In some respects, HandWeb’s design is better than ProxiWeb’s—for example, getting at your bookmarks is easier (in fact, they’re the startup screen). The current version can even display grayscale graphics, just as ProxiWeb does.
Unfortunately, HandWeb doesn’t offer the crown-jewel feature of ProxiWeb: its proxy servers in California, which filter out all of the useless Web clutter that makes web browsing slow. As a result, using HandWeb with “load images” turned on is unbearably slow—minutes per page, as compared with seconds per page for ProxiWeb. Unfortunately, the delay can be so great that the PalmPilot itself shuts off before your Web page has fully arrived, a victim of the palmtop’s three-minute power-saving circuitry—which also hangs up your connection. HandWeb is also expensive ($50) and a memory hog (162K).

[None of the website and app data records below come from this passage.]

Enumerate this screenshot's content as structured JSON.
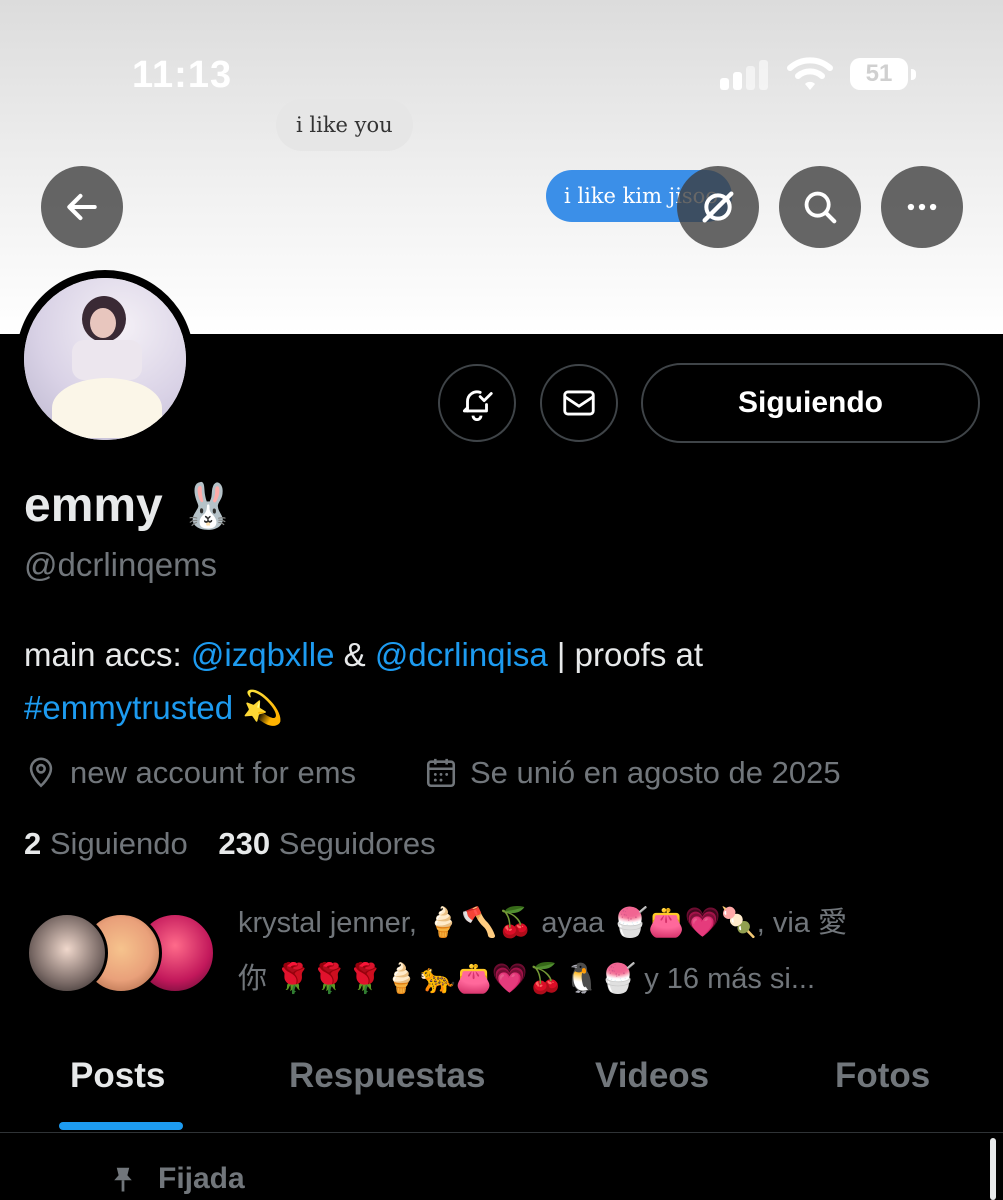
{
  "status_bar": {
    "time": "11:13",
    "battery": "51"
  },
  "banner": {
    "bubble_grey": "i like you",
    "bubble_blue": "i like kim jisoo"
  },
  "top_actions": [
    "back",
    "grok",
    "search",
    "more"
  ],
  "profile": {
    "name": "emmy",
    "name_emoji": "🐰",
    "handle": "@dcrlinqems",
    "follow_button": "Siguiendo",
    "bio": {
      "prefix": "main accs: ",
      "mention1": "@izqbxlle",
      "amp": " & ",
      "mention2": "@dcrlinqisa",
      "middle": " | proofs at",
      "hashtag": "#emmytrusted",
      "suffix": " 💫"
    },
    "location": "new account for ems",
    "joined": "Se unió en agosto de 2025",
    "following_count": "2",
    "following_label": "Siguiendo",
    "followers_count": "230",
    "followers_label": "Seguidores",
    "followed_by_line1": "krystal jenner, 🍦🪓🍒 ayaa 🍧👛💗🍡, via 愛",
    "followed_by_line2": "你 🌹🌹🌹🍦🐆👛💗🍒🐧🍧 y 16 más si..."
  },
  "tabs": [
    {
      "label": "Posts",
      "active": true
    },
    {
      "label": "Respuestas",
      "active": false
    },
    {
      "label": "Videos",
      "active": false
    },
    {
      "label": "Fotos",
      "active": false
    }
  ],
  "pinned_label": "Fijada",
  "colors": {
    "accent": "#1d9bf0",
    "muted": "#71767b",
    "text": "#e7e9ea",
    "background": "#000000"
  }
}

That’s too bad, because HandWeb otherwise has much to recommend it—when images are turned off.
When you start up HandWeb, the master home page view is a list of bookmarks, as shown in Figure 14.7. In the lower-right corner, a pop-up menu lets you switch the view from a list of web page titles (such as “The Whitehouse”) to web page addresses, or URLs (such as http://www.whitehouse.gov). The New button lets you add new bookmarks.

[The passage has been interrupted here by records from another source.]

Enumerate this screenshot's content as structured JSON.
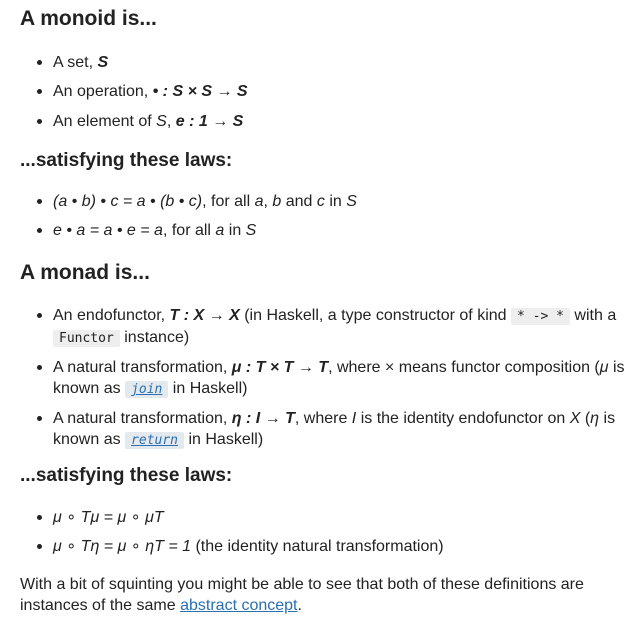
{
  "monoid": {
    "heading": "A monoid is...",
    "items": [
      {
        "prefix": "A set, ",
        "math": "S"
      },
      {
        "prefix": "An operation, ",
        "math": "• : S × S → S"
      },
      {
        "prefix": "An element of ",
        "m1": "S",
        "mid": ", ",
        "math": "e : 1 → S"
      }
    ],
    "laws_heading": "...satisfying these laws:",
    "laws": [
      {
        "math": "(a • b) • c = a • (b • c)",
        "t1": ", for all ",
        "a": "a",
        "t2": ", ",
        "b": "b",
        "t3": " and ",
        "c": "c",
        "t4": " in ",
        "s": "S"
      },
      {
        "math": "e • a = a • e = a",
        "t1": ", for all ",
        "a": "a",
        "t2": " in ",
        "s": "S"
      }
    ]
  },
  "monad": {
    "heading": "A monad is...",
    "items": [
      {
        "prefix": "An endofunctor, ",
        "math": "T : X → X",
        "t1": " (in Haskell, a type constructor of kind ",
        "code": "* -> *",
        "t2": " with a ",
        "code2": "Functor",
        "t3": " instance)"
      },
      {
        "prefix": "A natural transformation, ",
        "math": "μ : T × T → T",
        "t1": ", where × means functor composition (",
        "mu": "μ",
        "t2": " is known as ",
        "code": "join",
        "t3": " in Haskell)"
      },
      {
        "prefix": "A natural transformation, ",
        "math": "η : I → T",
        "t1": ", where ",
        "i": "I",
        "t2": " is the identity endofunctor on ",
        "x": "X",
        "t3": " (",
        "eta": "η",
        "t4": " is known as ",
        "code": "return",
        "t5": " in Haskell)"
      }
    ],
    "laws_heading": "...satisfying these laws:",
    "laws": [
      {
        "math": "μ ∘ Tμ = μ ∘ μT"
      },
      {
        "math": "μ ∘ Tη = μ ∘ ηT = 1",
        "t1": " (the identity natural transformation)"
      }
    ]
  },
  "footer": {
    "text": "With a bit of squinting you might be able to see that both of these definitions are instances of the same ",
    "link": "abstract concept",
    "end": "."
  }
}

Figure 14-7. You can view HandWeb’s bookmark list either as web-page titles (left) or URLs (right). Either way, tap in the ...